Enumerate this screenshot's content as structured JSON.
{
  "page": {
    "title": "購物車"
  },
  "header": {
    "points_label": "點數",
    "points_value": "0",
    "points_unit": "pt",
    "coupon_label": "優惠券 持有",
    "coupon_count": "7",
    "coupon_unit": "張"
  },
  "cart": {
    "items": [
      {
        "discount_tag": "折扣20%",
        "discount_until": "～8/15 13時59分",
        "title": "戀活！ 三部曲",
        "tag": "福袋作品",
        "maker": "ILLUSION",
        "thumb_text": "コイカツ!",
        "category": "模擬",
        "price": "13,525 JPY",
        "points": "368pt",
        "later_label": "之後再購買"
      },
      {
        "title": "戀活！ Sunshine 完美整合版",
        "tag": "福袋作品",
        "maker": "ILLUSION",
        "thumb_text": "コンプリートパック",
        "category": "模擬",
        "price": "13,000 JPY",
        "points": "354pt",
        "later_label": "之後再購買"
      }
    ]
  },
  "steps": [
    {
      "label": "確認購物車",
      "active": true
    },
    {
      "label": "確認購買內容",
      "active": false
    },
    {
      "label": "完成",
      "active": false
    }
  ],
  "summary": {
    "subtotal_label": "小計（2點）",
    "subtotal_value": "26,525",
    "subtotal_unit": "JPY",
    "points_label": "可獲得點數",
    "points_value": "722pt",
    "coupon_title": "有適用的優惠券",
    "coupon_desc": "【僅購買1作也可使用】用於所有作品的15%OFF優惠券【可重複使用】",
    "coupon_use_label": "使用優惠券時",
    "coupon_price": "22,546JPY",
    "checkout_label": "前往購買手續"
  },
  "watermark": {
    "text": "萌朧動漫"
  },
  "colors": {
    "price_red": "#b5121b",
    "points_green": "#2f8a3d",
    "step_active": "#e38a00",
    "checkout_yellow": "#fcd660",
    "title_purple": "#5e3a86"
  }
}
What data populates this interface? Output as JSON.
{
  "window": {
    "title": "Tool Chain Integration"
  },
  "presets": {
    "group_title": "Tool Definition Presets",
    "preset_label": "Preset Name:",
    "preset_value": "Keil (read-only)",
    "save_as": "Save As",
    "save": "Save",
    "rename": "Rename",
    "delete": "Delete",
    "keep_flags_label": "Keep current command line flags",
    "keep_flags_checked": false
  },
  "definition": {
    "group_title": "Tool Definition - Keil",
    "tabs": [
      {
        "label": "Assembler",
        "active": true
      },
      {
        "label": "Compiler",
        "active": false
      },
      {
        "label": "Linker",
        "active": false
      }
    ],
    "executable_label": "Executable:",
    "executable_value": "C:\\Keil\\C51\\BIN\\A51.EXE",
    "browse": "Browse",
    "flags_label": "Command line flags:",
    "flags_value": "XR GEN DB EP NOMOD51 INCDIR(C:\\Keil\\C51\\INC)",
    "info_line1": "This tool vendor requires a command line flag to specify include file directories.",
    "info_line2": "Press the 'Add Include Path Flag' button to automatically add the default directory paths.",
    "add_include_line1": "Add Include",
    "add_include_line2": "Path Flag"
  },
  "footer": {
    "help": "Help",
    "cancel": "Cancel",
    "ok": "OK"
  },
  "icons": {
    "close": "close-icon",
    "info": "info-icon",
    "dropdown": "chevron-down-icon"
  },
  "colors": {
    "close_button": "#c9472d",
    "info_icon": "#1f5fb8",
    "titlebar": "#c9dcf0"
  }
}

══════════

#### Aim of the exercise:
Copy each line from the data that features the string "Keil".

#### Your solution:
    "preset_value": "Keil (read-only)",
    "group_title": "Tool Definition - Keil",
    "executable_value": "C:\\Keil\\C51\\BIN\\A51.EXE",
    "flags_value": "XR GEN DB EP NOMOD51 INCDIR(C:\\Keil\\C51\\INC)",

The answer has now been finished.